The wording in contracts of employment – which relates to bonuses, commissions and increases – are key. For employees, the contract of employment is the most important document that governs the employment relationship between themselves and their employers. This document can even replace principles such as constructive dismissal as Van Niekerk/ Andrew John Weyers Incorporated  27 CCMA 6.13.4 shows.
An admitted attorney and conveyancer resigned after claiming that her firm of attorneys had not discussed a commission structure with her, as stipulated in her contract of employment. In addition, they had not paid her commission for several months.
She claimed that she had undergone a constructive dismissal because this had rendered her employment intolerable. The CCMA Commissioner noted that the test for constructive dismissal is if the employer – by their actions – had made the employment relationship intolerable and not if the employee had no option but to resign.
For a claim of constructive dismissal to succeed, it must be proven that a reasonable alternative to resignation did not exist. The employee had relied mainly on her contractual rights to make her case.
After the employer had lost a substantial amount of money through irregularities committed by a former bookkeeper, a senior partner had discussed the issue of commissions with the employee. After this discussion, she had resigned without notice.*
The Commissioner found that the contract did not give the employee a right to commission over and above her salary. It was held that the employee failed to prove that she was dismissed.
The employee’s case was dismissed.
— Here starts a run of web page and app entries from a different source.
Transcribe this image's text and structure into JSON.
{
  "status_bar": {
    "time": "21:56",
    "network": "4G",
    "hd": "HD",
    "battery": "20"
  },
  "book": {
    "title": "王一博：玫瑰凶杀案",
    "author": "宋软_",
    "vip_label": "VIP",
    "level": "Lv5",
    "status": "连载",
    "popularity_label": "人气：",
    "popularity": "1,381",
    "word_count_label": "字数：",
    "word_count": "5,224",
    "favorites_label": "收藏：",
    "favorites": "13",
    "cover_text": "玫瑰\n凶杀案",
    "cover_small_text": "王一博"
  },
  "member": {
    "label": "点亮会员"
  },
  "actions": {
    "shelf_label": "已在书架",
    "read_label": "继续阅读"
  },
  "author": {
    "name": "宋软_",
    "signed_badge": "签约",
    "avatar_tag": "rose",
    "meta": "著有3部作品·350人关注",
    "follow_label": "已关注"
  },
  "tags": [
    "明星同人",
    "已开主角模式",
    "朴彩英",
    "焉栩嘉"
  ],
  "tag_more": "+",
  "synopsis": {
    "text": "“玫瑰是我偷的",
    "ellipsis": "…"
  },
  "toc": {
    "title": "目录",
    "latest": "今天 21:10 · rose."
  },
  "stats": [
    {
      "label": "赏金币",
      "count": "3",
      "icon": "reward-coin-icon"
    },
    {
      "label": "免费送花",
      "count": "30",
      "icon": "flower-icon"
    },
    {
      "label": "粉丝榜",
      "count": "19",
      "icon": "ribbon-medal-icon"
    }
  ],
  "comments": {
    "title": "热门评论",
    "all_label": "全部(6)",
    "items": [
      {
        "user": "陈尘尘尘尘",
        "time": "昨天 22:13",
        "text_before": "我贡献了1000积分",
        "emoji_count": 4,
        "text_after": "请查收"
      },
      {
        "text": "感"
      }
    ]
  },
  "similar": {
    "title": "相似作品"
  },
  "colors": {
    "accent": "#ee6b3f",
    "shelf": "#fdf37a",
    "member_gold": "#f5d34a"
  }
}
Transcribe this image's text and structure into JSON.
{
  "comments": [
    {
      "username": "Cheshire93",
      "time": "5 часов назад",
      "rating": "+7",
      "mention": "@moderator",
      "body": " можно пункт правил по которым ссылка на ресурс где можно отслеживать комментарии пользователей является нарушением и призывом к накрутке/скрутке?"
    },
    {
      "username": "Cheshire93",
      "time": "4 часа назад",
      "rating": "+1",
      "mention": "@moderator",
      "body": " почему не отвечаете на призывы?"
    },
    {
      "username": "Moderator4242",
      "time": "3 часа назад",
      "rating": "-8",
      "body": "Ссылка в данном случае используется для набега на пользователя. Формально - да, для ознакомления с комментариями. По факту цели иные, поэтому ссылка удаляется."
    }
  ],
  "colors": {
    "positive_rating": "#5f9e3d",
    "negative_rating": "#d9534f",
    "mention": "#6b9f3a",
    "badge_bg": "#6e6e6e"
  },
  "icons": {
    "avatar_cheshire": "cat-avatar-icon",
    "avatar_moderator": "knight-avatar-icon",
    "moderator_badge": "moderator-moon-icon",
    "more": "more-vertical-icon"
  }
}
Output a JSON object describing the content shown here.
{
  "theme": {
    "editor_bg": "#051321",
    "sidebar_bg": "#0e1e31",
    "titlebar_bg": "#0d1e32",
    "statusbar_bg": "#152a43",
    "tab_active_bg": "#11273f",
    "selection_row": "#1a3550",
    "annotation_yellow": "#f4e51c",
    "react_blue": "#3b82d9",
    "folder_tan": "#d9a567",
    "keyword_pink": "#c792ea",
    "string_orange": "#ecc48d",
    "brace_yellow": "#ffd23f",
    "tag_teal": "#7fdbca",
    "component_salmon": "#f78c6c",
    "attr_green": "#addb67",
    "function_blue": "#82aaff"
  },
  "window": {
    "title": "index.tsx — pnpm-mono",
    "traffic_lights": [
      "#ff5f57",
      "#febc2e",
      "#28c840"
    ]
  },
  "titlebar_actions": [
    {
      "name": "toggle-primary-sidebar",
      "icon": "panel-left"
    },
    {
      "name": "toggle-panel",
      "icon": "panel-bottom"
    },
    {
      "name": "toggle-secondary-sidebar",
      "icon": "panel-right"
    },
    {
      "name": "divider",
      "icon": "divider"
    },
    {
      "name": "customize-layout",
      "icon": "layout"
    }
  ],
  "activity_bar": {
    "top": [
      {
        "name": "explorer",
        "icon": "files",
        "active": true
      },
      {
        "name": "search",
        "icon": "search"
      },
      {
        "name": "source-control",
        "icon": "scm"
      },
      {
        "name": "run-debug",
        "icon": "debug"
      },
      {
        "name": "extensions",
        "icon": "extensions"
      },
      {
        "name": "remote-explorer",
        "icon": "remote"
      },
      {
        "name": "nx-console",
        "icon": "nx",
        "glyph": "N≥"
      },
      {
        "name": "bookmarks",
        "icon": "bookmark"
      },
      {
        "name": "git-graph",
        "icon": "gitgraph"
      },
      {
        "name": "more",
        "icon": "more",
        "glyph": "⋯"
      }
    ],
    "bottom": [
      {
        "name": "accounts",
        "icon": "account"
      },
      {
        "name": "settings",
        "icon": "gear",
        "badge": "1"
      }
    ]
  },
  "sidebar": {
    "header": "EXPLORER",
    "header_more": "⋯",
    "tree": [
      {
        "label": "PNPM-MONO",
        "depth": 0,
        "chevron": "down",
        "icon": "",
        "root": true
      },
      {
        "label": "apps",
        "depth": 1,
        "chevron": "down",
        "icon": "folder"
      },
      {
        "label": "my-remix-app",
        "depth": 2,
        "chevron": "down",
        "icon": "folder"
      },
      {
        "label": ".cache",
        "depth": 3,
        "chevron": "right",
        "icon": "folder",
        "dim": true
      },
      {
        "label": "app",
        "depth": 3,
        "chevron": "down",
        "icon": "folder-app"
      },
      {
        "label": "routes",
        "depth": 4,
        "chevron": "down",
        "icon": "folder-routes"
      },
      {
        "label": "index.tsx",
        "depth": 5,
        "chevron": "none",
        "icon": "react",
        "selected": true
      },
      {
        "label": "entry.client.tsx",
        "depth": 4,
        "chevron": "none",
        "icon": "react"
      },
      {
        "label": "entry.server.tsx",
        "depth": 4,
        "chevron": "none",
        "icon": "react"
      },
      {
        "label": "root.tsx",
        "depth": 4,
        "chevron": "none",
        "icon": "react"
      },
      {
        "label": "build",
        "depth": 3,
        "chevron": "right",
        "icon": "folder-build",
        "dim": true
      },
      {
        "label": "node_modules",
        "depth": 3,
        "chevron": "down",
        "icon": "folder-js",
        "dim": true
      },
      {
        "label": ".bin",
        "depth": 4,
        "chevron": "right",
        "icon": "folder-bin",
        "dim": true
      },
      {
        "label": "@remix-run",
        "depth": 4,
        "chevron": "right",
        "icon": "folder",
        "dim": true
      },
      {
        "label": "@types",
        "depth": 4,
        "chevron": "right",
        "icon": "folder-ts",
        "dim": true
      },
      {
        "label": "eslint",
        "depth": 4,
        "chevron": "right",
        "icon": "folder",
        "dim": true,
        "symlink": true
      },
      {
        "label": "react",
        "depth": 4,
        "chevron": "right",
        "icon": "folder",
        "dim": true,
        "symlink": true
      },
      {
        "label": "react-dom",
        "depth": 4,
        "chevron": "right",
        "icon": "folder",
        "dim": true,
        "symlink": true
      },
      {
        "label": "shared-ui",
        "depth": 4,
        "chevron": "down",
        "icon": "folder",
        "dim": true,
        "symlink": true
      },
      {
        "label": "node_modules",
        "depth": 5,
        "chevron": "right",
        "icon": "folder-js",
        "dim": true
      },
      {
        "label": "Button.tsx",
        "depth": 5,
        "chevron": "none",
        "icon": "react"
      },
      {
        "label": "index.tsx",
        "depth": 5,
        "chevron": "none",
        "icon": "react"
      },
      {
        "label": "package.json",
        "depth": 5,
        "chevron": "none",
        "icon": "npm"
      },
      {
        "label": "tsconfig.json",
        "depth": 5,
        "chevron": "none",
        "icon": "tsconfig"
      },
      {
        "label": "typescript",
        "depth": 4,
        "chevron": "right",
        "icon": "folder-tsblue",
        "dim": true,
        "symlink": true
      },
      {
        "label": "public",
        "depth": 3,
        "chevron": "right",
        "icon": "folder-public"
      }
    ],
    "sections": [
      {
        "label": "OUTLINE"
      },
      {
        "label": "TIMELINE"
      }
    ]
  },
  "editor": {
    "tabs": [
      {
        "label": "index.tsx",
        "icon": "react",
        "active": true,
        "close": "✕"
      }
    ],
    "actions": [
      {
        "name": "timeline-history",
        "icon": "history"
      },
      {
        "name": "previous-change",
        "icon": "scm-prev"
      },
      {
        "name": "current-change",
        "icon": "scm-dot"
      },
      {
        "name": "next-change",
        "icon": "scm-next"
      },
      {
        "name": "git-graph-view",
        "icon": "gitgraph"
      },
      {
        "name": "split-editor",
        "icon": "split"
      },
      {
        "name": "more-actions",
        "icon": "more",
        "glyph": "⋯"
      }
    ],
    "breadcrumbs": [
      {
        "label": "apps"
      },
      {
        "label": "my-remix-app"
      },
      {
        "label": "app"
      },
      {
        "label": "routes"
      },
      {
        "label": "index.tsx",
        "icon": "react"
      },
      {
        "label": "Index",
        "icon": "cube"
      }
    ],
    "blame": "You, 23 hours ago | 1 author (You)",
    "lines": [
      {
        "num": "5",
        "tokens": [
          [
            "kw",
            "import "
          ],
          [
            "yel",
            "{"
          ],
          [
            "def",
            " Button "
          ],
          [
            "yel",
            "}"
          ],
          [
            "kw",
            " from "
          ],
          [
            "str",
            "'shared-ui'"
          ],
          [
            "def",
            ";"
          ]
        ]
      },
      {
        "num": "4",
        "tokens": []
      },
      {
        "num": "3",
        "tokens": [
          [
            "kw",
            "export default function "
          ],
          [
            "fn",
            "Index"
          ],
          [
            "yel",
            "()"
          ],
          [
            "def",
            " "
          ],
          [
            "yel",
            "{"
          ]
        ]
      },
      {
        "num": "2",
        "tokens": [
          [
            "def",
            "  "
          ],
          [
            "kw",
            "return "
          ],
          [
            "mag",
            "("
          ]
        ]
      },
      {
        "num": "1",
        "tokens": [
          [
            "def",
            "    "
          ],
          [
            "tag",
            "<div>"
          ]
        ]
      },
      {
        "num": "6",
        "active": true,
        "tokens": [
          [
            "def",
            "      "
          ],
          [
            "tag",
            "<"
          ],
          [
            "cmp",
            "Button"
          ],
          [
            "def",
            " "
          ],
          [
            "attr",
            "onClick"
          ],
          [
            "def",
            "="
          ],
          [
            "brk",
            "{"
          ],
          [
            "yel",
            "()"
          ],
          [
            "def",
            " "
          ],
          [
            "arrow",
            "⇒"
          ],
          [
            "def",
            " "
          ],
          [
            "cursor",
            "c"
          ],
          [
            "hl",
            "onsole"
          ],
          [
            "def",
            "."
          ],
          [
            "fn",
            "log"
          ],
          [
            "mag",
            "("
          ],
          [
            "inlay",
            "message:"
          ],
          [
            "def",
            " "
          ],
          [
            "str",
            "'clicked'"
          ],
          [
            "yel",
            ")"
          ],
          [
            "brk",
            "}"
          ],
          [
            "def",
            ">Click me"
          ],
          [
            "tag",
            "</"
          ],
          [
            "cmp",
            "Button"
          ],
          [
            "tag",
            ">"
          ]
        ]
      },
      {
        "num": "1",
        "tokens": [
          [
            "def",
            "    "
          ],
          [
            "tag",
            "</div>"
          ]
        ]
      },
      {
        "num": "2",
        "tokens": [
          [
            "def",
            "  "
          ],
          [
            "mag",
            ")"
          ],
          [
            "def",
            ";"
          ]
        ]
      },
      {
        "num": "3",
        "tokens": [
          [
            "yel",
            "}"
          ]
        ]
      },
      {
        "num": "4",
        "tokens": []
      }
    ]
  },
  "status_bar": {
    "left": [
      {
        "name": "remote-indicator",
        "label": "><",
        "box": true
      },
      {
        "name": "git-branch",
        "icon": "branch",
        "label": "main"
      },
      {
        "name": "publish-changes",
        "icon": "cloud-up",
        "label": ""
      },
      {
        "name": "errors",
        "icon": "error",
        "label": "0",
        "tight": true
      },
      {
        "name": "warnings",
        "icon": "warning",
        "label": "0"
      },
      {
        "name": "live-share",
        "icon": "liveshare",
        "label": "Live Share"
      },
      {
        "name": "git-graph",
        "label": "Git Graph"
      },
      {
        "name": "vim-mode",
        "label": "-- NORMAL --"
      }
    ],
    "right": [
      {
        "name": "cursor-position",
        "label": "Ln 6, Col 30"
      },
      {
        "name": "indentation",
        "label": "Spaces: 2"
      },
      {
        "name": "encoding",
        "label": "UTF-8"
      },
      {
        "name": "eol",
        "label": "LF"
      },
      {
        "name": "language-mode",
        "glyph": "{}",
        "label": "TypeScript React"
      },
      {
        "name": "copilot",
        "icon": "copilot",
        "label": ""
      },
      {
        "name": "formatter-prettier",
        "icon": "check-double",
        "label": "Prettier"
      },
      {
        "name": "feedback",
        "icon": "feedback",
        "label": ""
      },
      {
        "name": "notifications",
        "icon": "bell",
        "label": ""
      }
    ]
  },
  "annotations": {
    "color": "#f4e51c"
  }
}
* The employee had committed herself to repayments on the purchase of a luxury car. The moment she realised that her employer was under financial stress, she left without working the required notice to begin working for another firm of attorneys.